Using modern design, ‘Signals’ shows social changes or ‘megatrends’ in a unique way. ‘Everything in the design world is happening in such fast cycles that it actually mirrors and shows signals of what is going to happen in society,’ Björklund says.
The ‘Signals’ exhibition showed four distinctly different styled spaces: ‘Inbetween’, ‘Simplify’, ‘Positive Psychology’ and ‘Deep’. All conceived with color themed products and fabrics provided by tonal experts.
Upon entering the elaborate ‘Deep’ room interiors, the rich colors and patterned fabrics create a sense of luxury and warmth. The wondrous Zarro marble tables sat with products includingTom Dixon gold candles, dark Gubi shelves, and rust- and navy-coloured Thonet chairs. Björklund wished to present an anti-minimalist setting, a space for cultures in economic struggle who seek comfort in darker colours and busier spaces.
The opposite is expressed in ‘Simplified’, a pared back, pastel hued set which felt more organic, with a moss rug by Finnish designer Minna Siltala and Piia Ouri, and an outdoor day bed from Ilse Crawford’s collection for Ikea amid the Rimowa suitcase and B&O speakers. Here, Björklund is touching on themes of urbanisation – more houses, less space – and therefore fewer possessions.

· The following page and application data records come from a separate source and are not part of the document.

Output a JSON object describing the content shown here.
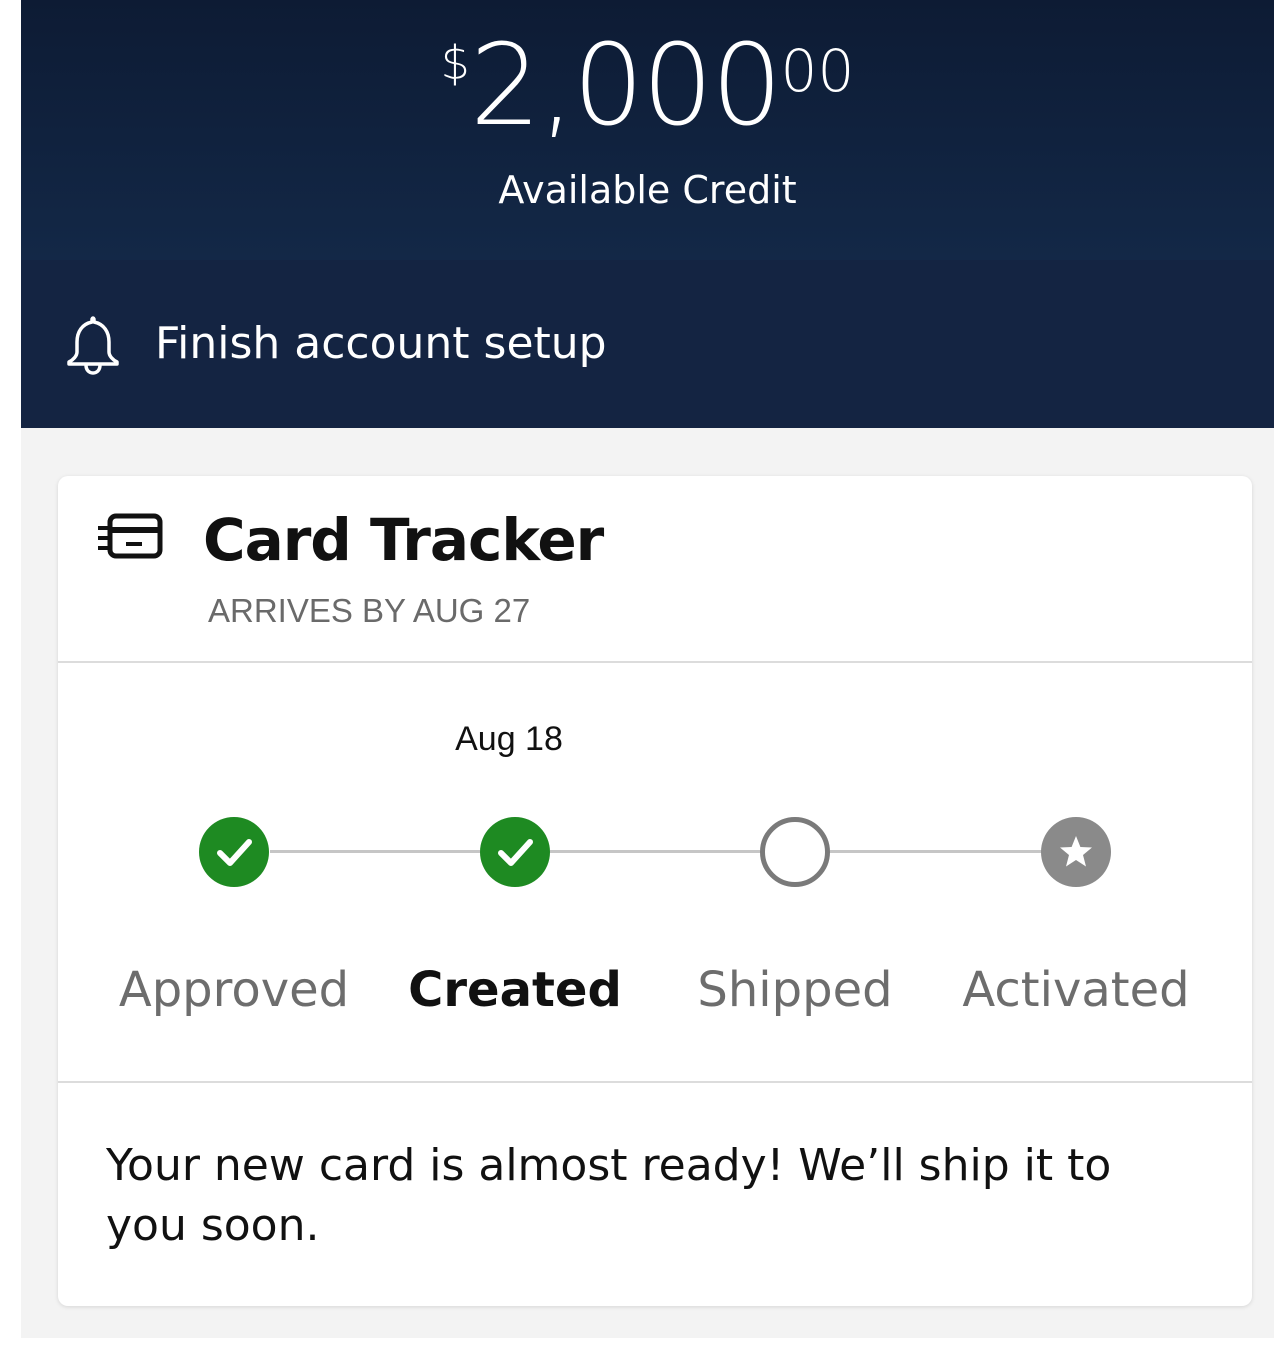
{
  "header": {
    "currency_symbol": "$",
    "balance_whole": "2,000",
    "balance_cents": "00",
    "balance_label": "Available Credit"
  },
  "notification": {
    "icon": "bell-icon",
    "text": "Finish account setup"
  },
  "card_tracker": {
    "icon": "credit-card-icon",
    "title": "Card Tracker",
    "subtitle": "ARRIVES BY AUG 27",
    "steps": [
      {
        "label": "Approved",
        "date": "",
        "status": "complete",
        "icon": "check-icon"
      },
      {
        "label": "Created",
        "date": "Aug 18",
        "status": "complete",
        "icon": "check-icon",
        "current": true
      },
      {
        "label": "Shipped",
        "date": "",
        "status": "pending",
        "icon": "empty-circle-icon"
      },
      {
        "label": "Activated",
        "date": "",
        "status": "locked",
        "icon": "star-icon"
      }
    ],
    "message": "Your new card is almost ready! We’ll ship it to you soon."
  },
  "colors": {
    "header_bg": "#0d1b34",
    "setup_bar_bg": "#142442",
    "complete_green": "#1e8a22",
    "page_bg": "#f3f3f3"
  }
}
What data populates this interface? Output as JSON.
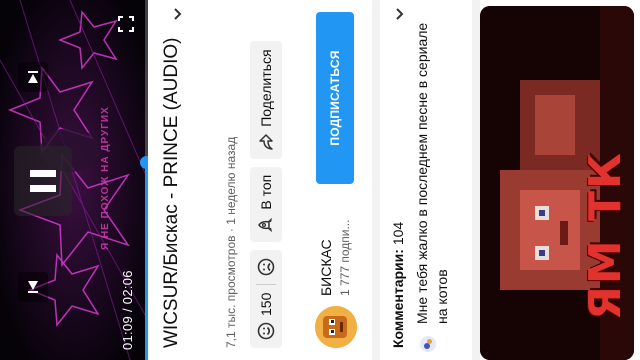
{
  "player": {
    "current_time": "01:09",
    "separator": " / ",
    "duration": "02:06",
    "progress": 0.5476,
    "overlay_text": "Я НЕ ПОХОЖ НА ДРУГИХ",
    "controls": [
      "previous-icon",
      "pause-icon",
      "next-icon",
      "fullscreen-icon"
    ],
    "accent_color": "#2196f3"
  },
  "video": {
    "title": "WICSUR/Бискас - PRINCE (AUDIO)",
    "views": "7,1 тыс. просмотров",
    "meta_separator": " · ",
    "uploaded": "1 неделю назад"
  },
  "actions": {
    "like_count": "150",
    "like_icon": "smile-icon",
    "dislike_icon": "frown-icon",
    "top_label": "В топ",
    "top_icon": "rocket-icon",
    "share_label": "Поделиться",
    "share_icon": "share-icon"
  },
  "channel": {
    "name": "БИСКАС",
    "subscribers": "1 777 подпи...",
    "subscribe_label": "ПОДПИСАТЬСЯ"
  },
  "comments": {
    "header": "Комментарии:",
    "count": "104",
    "top_comment": "Мне тебя жалко в последнем песне в сериале на котов"
  },
  "next_video": {
    "thumb_text": "ЯМ ТК"
  }
}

‘Inbetween’ is the most playful of the four. A burst of pop colour seen in the Muuto modular shelves lined up against the wall and the vintage Artek rocking chairs created a Memphis-style atmosphere, evoking a limbo between design and craft.
‘Positive Psychology’, the most controversial set up, is more of a mismatch of items designed in disarray with no particular theme, mixing a selection of plant life with rattan chairs and printed curtains designed by Björklund herself.
Photography: Martti Järvi